PROVIDED DATA =>

* * *

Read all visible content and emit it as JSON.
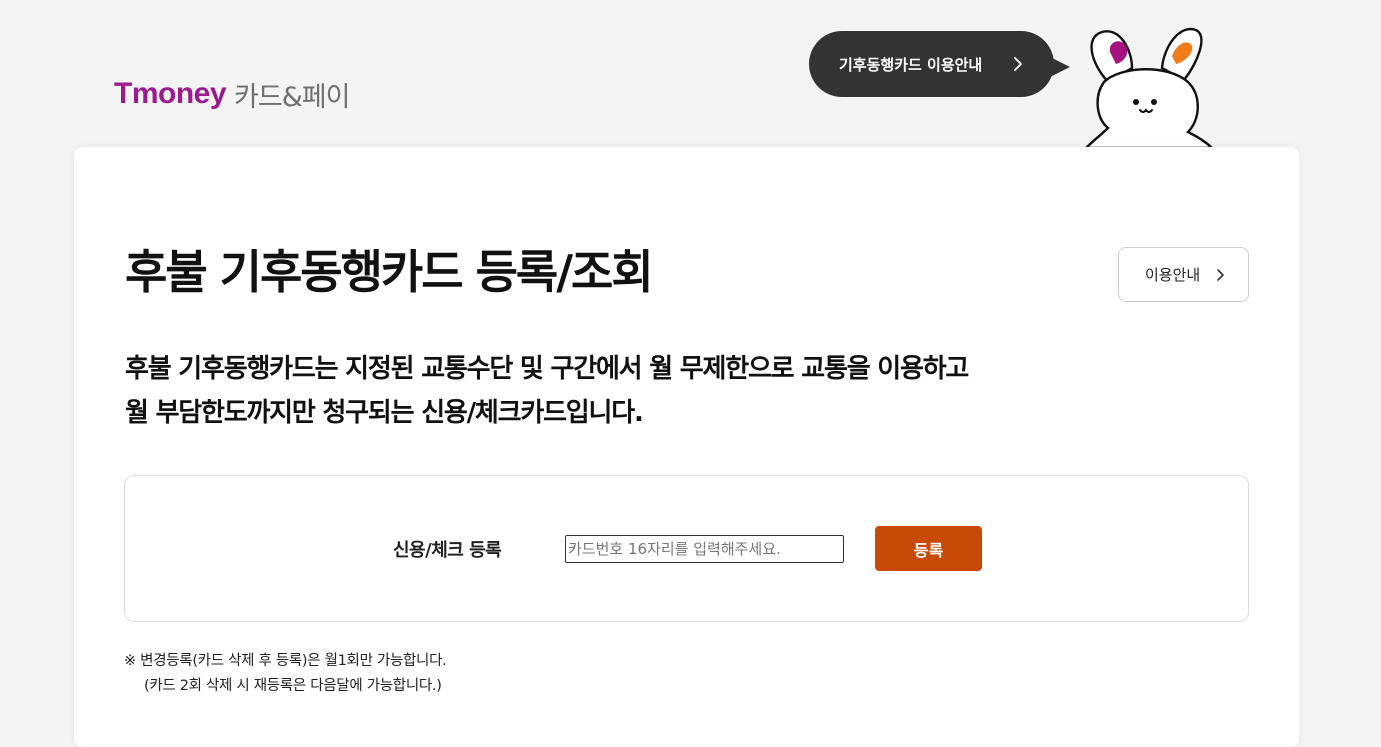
{
  "brand": {
    "logo_main": "Tmoney",
    "logo_sub": "카드&페이",
    "logo_color": "#9b1b8e"
  },
  "top_guide": {
    "label": "기후동행카드 이용안내",
    "icon": "chevron-right-icon"
  },
  "mascot": {
    "icon": "bunny-mascot-icon"
  },
  "main": {
    "title": "후불 기후동행카드 등록/조회",
    "guide_button_label": "이용안내",
    "description_lines": [
      "후불 기후동행카드는 지정된 교통수단 및 구간에서 월 무제한으로 교통을 이용하고",
      "월 부담한도까지만 청구되는 신용/체크카드입니다."
    ]
  },
  "register": {
    "label": "신용/체크 등록",
    "input_value": "",
    "input_placeholder": "카드번호 16자리를 입력해주세요.",
    "button_label": "등록",
    "button_color": "#c94a06"
  },
  "notice": {
    "line1": "※ 변경등록(카드 삭제 후 등록)은 월1회만 가능합니다.",
    "line2": "(카드 2회 삭제 시 재등록은 다음달에 가능합니다.)"
  }
}
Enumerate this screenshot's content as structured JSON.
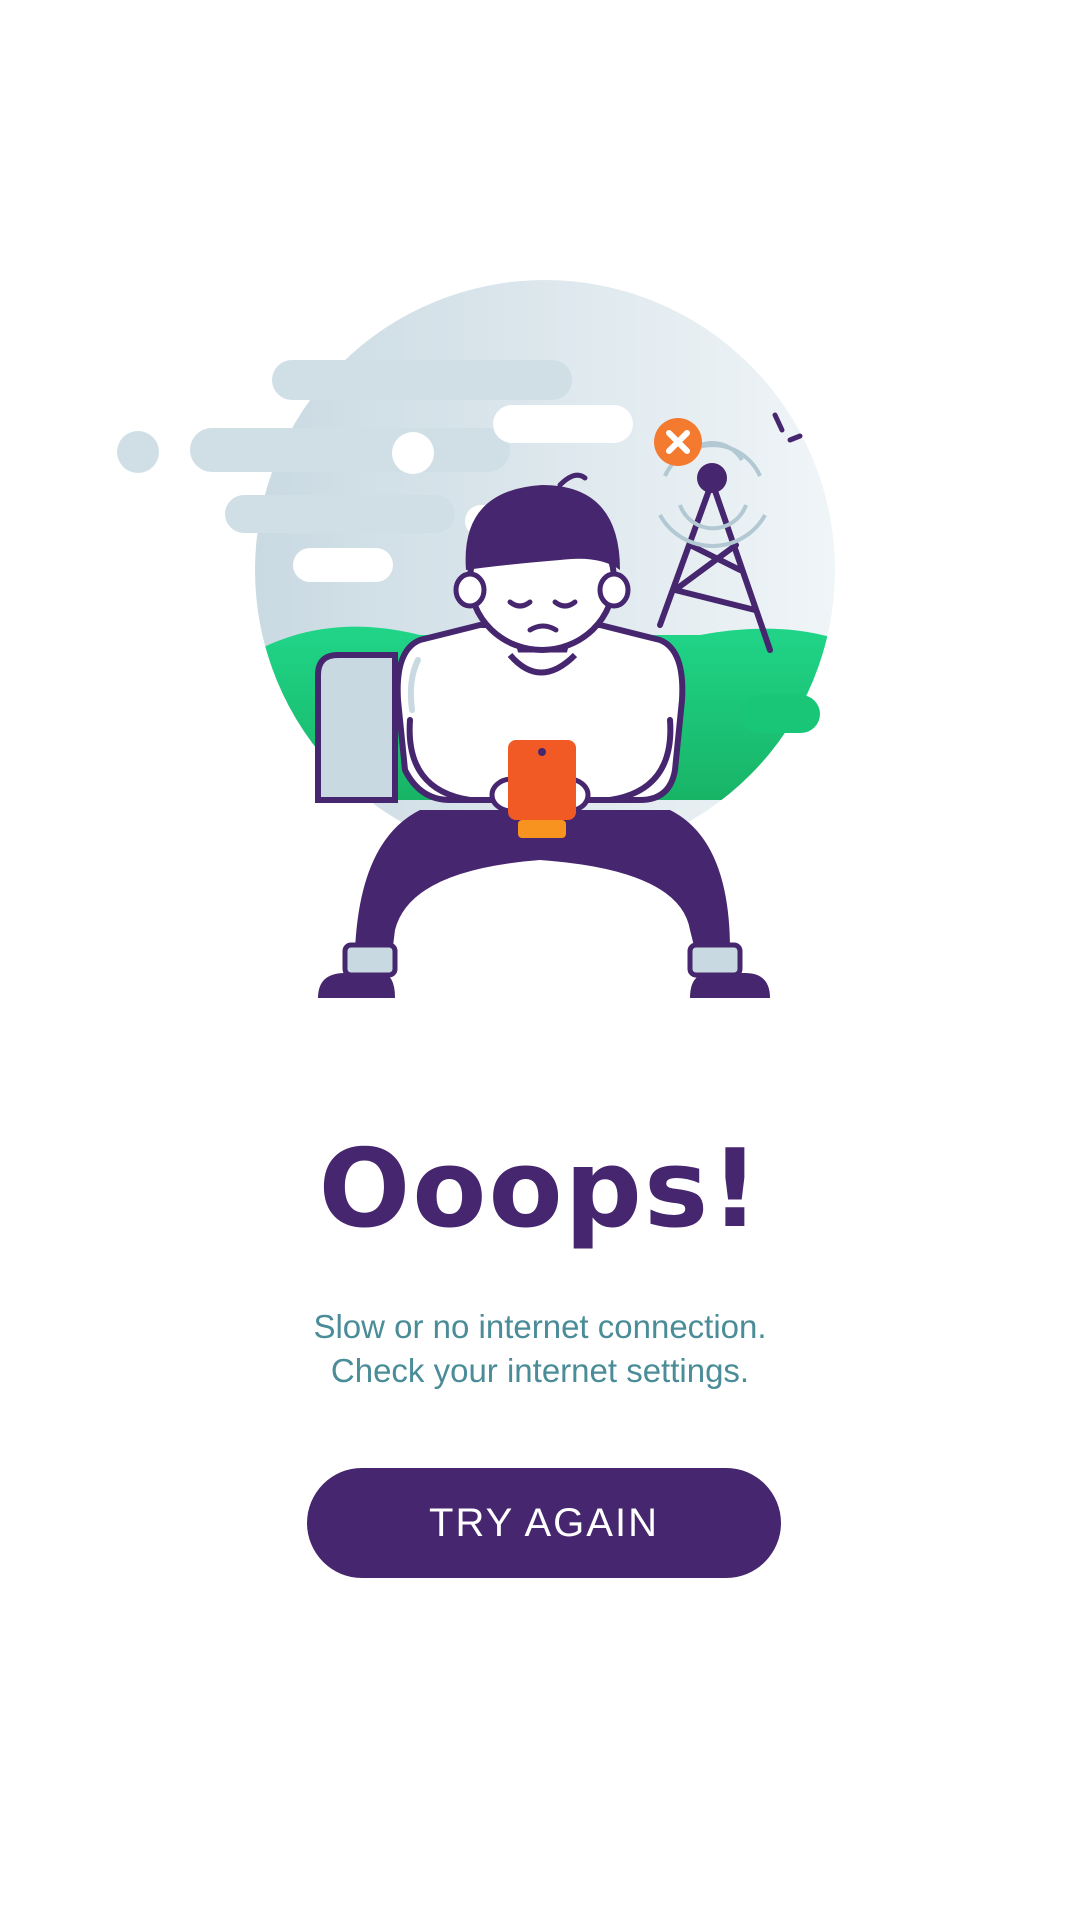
{
  "illustration": {
    "icon": "person-offline-icon",
    "colors": {
      "primary": "#46266e",
      "green": "#1ed47d",
      "orange": "#f15a24",
      "cloud": "#d2e0e8"
    }
  },
  "error": {
    "title": "Ooops!",
    "message_line1": "Slow or no internet connection.",
    "message_line2": "Check your internet settings."
  },
  "actions": {
    "retry_label": "TRY AGAIN"
  }
}
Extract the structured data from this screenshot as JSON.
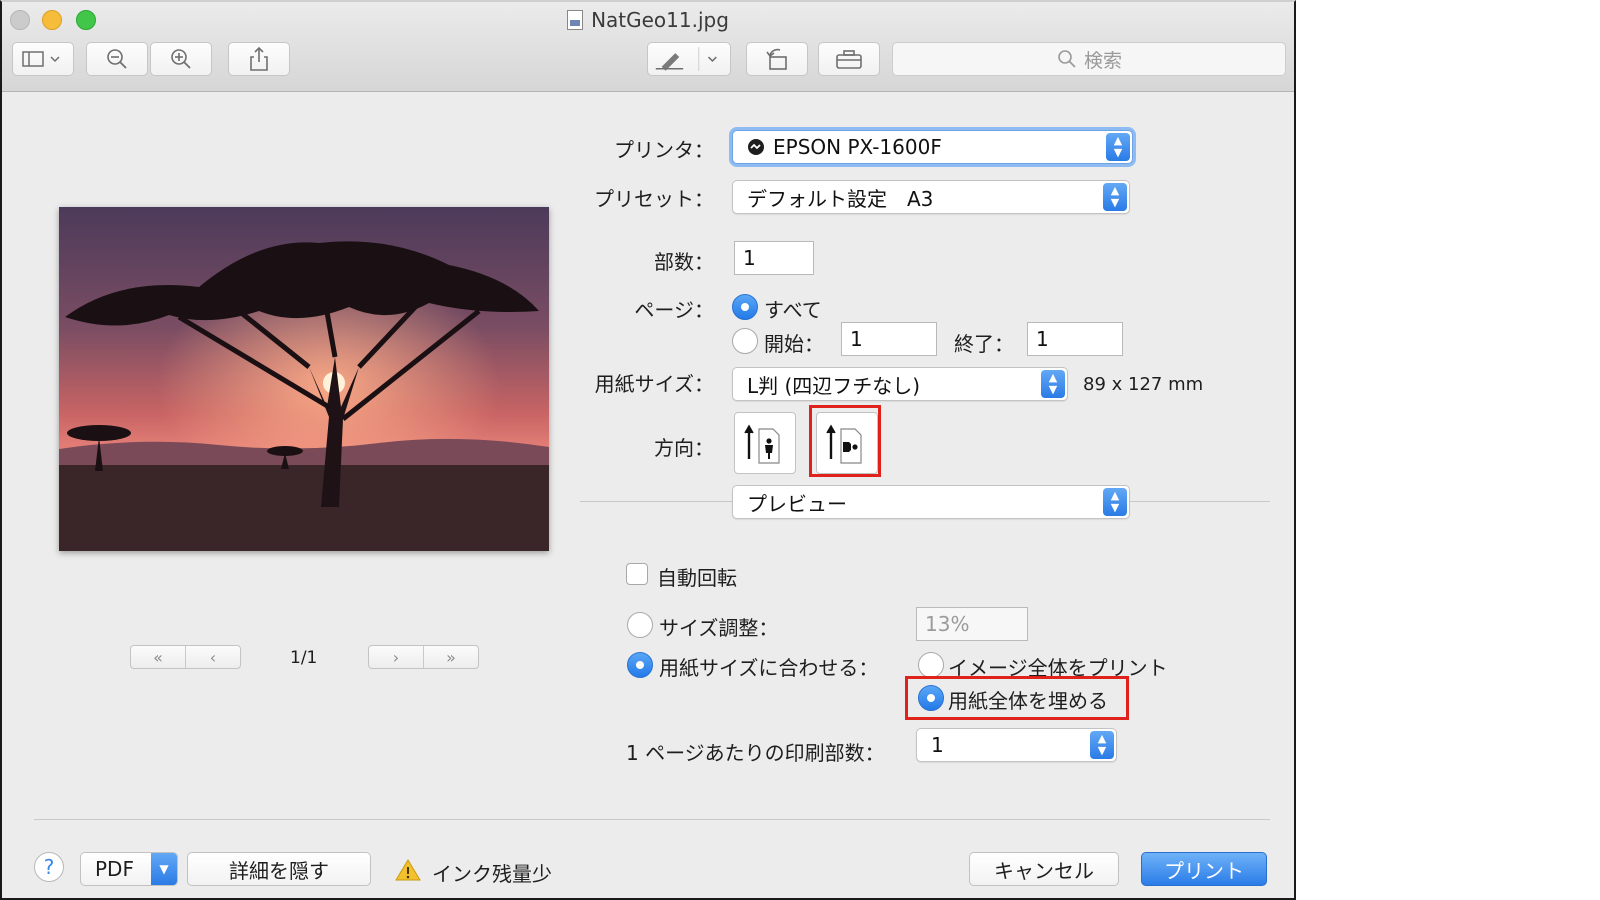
{
  "window": {
    "title": "NatGeo11.jpg"
  },
  "toolbar": {
    "search_placeholder": "検索"
  },
  "printer": {
    "label": "プリンタ：",
    "value": "EPSON PX-1600F"
  },
  "preset": {
    "label": "プリセット：",
    "value": "デフォルト設定　A3"
  },
  "copies": {
    "label": "部数：",
    "value": "1"
  },
  "pages": {
    "label": "ページ：",
    "all_label": "すべて",
    "range_label": "開始：",
    "from": "1",
    "to_label": "終了：",
    "to": "1",
    "selected": "all"
  },
  "paper_size": {
    "label": "用紙サイズ：",
    "value": "L判 (四辺フチなし)",
    "dimensions": "89 x 127 mm"
  },
  "orientation": {
    "label": "方向：",
    "selected": "landscape"
  },
  "section": {
    "value": "プレビュー"
  },
  "auto_rotate": {
    "label": "自動回転",
    "checked": false
  },
  "scale": {
    "label": "サイズ調整：",
    "value": "13%"
  },
  "fit": {
    "label": "用紙サイズに合わせる：",
    "print_entire": "イメージ全体をプリント",
    "fill_paper": "用紙全体を埋める",
    "selected": "fill_paper"
  },
  "pages_per_sheet": {
    "label": "1 ページあたりの印刷部数：",
    "value": "1"
  },
  "preview": {
    "page_indicator": "1/1"
  },
  "footer": {
    "help": "?",
    "pdf": "PDF",
    "hide_details": "詳細を隠す",
    "warning": "インク残量少",
    "cancel": "キャンセル",
    "print": "プリント"
  },
  "colors": {
    "accent": "#2a7ce8",
    "highlight": "#e0221c"
  },
  "icons": [
    "sidebar-icon",
    "zoom-out-icon",
    "zoom-in-icon",
    "share-icon",
    "markup-icon",
    "rotate-icon",
    "toolbox-icon",
    "search-icon",
    "warning-icon"
  ]
}
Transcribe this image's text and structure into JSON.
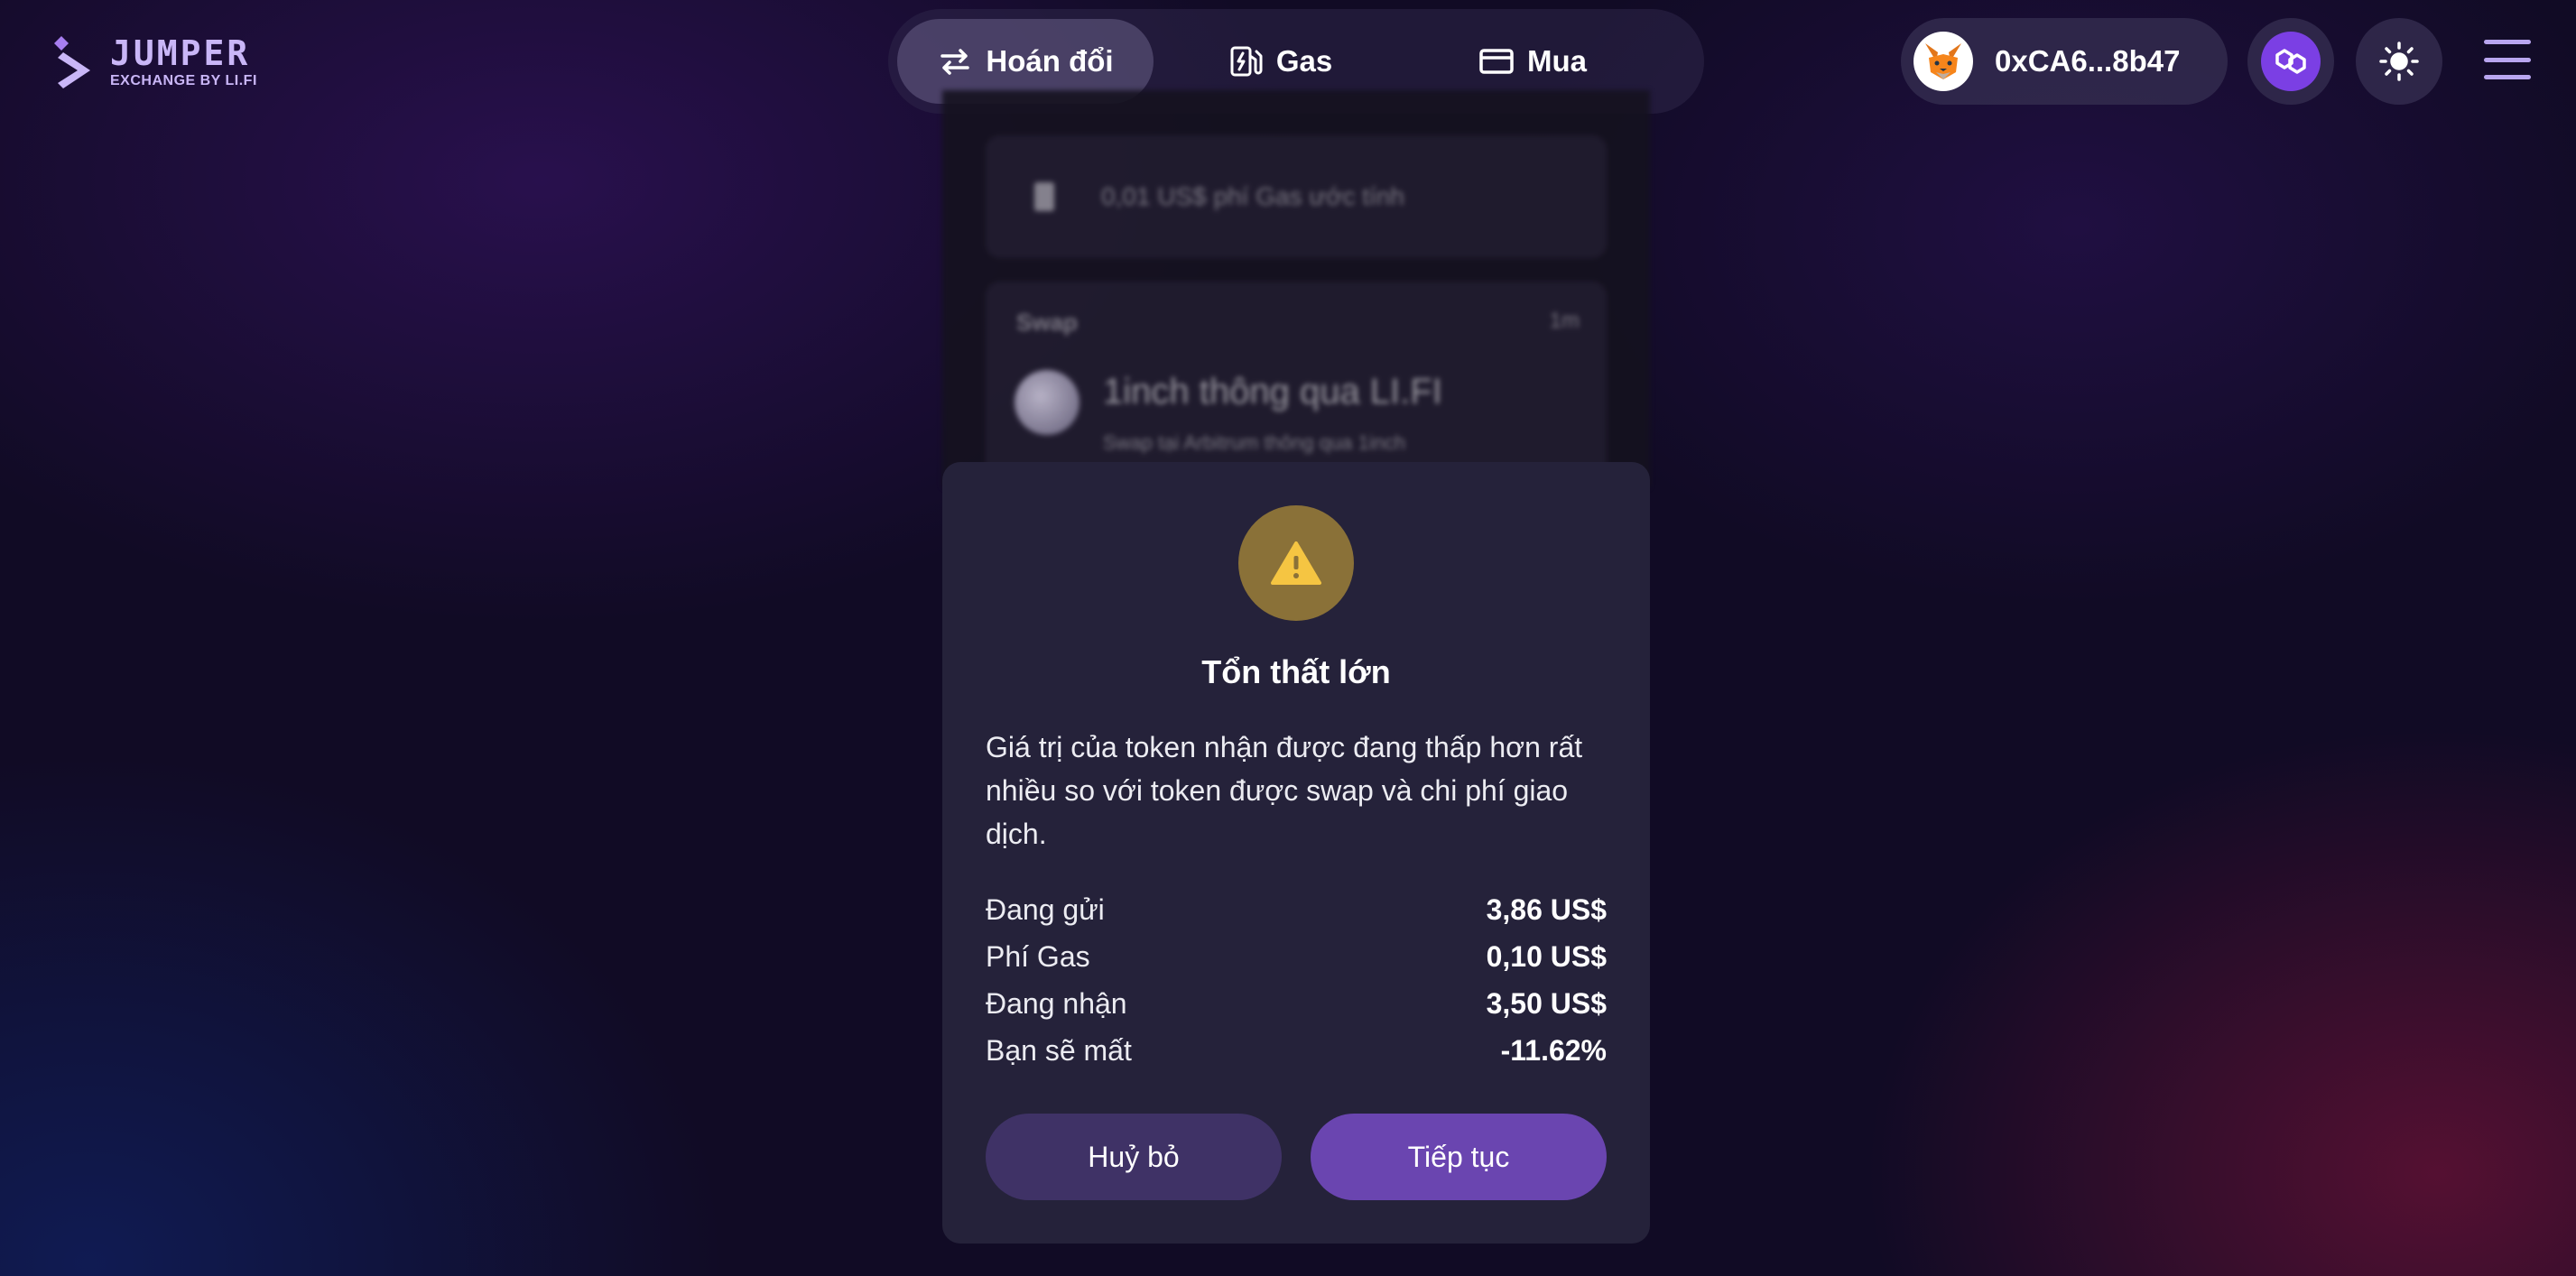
{
  "brand": {
    "name": "JUMPER",
    "tagline": "EXCHANGE BY LI.FI",
    "accent_color": "#c9b6f7"
  },
  "nav": {
    "tabs": [
      {
        "label": "Hoán đổi",
        "icon": "swap-arrows-icon",
        "active": true
      },
      {
        "label": "Gas",
        "icon": "gas-pump-icon",
        "active": false
      },
      {
        "label": "Mua",
        "icon": "credit-card-icon",
        "active": false
      }
    ]
  },
  "wallet": {
    "address": "0xCA6...8b47",
    "icon": "metamask-fox-icon",
    "chain_icon": "polygon-icon",
    "chain_color": "#7b3fe4"
  },
  "header_icons": {
    "theme": "sun-icon",
    "menu": "hamburger-menu-icon"
  },
  "background_card": {
    "gas_fee_text": "0,01 US$ phí Gas ước tính",
    "swap_label": "Swap",
    "swap_time": "1m",
    "provider": "1inch thông qua LI.FI",
    "provider_desc": "Swap tại Arbitrum thông qua 1inch"
  },
  "dialog": {
    "icon": "warning-triangle-icon",
    "icon_color": "#f5c542",
    "title": "Tổn thất lớn",
    "message": "Giá trị của token nhận được đang thấp hơn rất nhiều so với token được swap và chi phí giao dịch.",
    "rows": [
      {
        "label": "Đang gửi",
        "value": "3,86 US$"
      },
      {
        "label": "Phí Gas",
        "value": "0,10 US$"
      },
      {
        "label": "Đang nhận",
        "value": "3,50 US$"
      },
      {
        "label": "Bạn sẽ mất",
        "value": "-11.62%"
      }
    ],
    "cancel_label": "Huỷ bỏ",
    "continue_label": "Tiếp tục"
  }
}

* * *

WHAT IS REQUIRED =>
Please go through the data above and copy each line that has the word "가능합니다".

ANSWER SECTION =>
    "line1": "※ 변경등록(카드 삭제 후 등록)은 월1회만 가능합니다.",
    "line2": "(카드 2회 삭제 시 재등록은 다음달에 가능합니다.)"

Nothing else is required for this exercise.